Therefore, we created the first-ever social media powered-living vegetable garden, which grew the vegetables featured in the juice line and used a combination of environmental, motion, and touch sensors along with Twitter data to shape its dynamic, living personality.
The Power Garden sensed when people passed by and literally called out to them for on-site engagement. When spectators touched the vegetables, each veggie had a unique voice that responded to touch. Whistling, giggling, and singing are just a few sounds heard at the garden.

For those not onsite, the garden had its own Twitter handle, @ThePowerGarden, that responded in real-time to tweets. Any tweet that mentioned “water”-related keywords activated the garden’s sprinkler system. The garden also had its own UStream page where others could watch the sprinklers turn on as they tweeted.

In support of Naked Juice’s charity partnership with Wholesome Wave, which provides fresh produce to underserved communities, all the vegetables grown in the Power Garden were donated to the Washburn Culinary Institute, a Wholesome Wave affiliate in Chicago, to close the campaign at a Harvest Day event with the culinary students.

Ultimately, the Power Garden received an estimated 104,000 impressions every day just from visitors passing through the Plaza. Of those visitors, 1 out of every 4 stopped to the touch the garden each day resulting in a total of 1,329,831 touches to the garden over the course of the campaign.

Online, the garden received over 3,000 Facebook interactions and 292 Twitter interactions. The sprinklers were activated 163 times. Additionally, the Ustream page was viewed by fans in 19 different countries and 41 states.

Each unique Ustream viewer came back to watch the Power Garden again an average of 3.6 times. This repeat behavior shows how emotionally invested and engaged people became with the living garden.

Not only that, but consumers’ opinions of the Naked Juice brand actually improved by 40% over the last year despite the lawsuit that threatened to damage Naked’s image of fresh, healthy ingredients.

This execution was unique in that our OOH media component was inherently tied to digital media – the garden could not have survived with Twitter engagement from users.
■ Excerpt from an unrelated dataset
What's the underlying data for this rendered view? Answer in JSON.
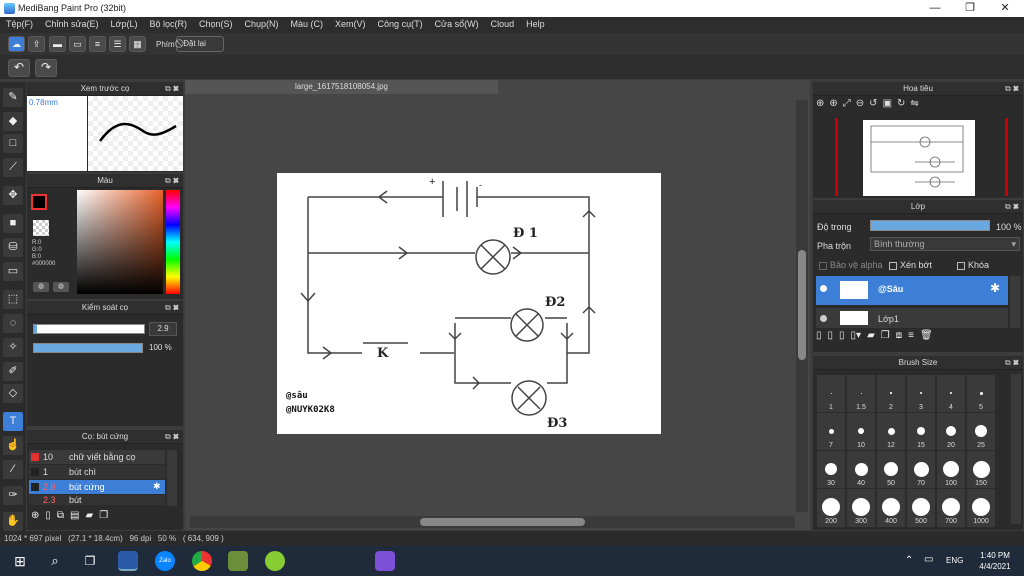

This interaction between media channels created a unique experience for users that influenced both their digital and physical worlds in

Links

http://awardshare.omd.com/2014%20Shorty%20Awards/Naked%20Juice%20Power%20Garden/

Entry Credits

Brenden Schaefer, Business Senior Manager

Sam Olstein, Director of Ignition Factory East

Kate Worthey, Associate Project Manager Ignition Factory

Brad Valeri, Group Director Strategy

Scott Peterman, Co-founder, Incredible Machines

Chris Piuggi, Co-founder, Incredible Machines

Prask Sutton, Head of Innovation, Curb

See other entries from 6th Annual Shorty Industry Awards Best Use of Social Media for Food & Beverage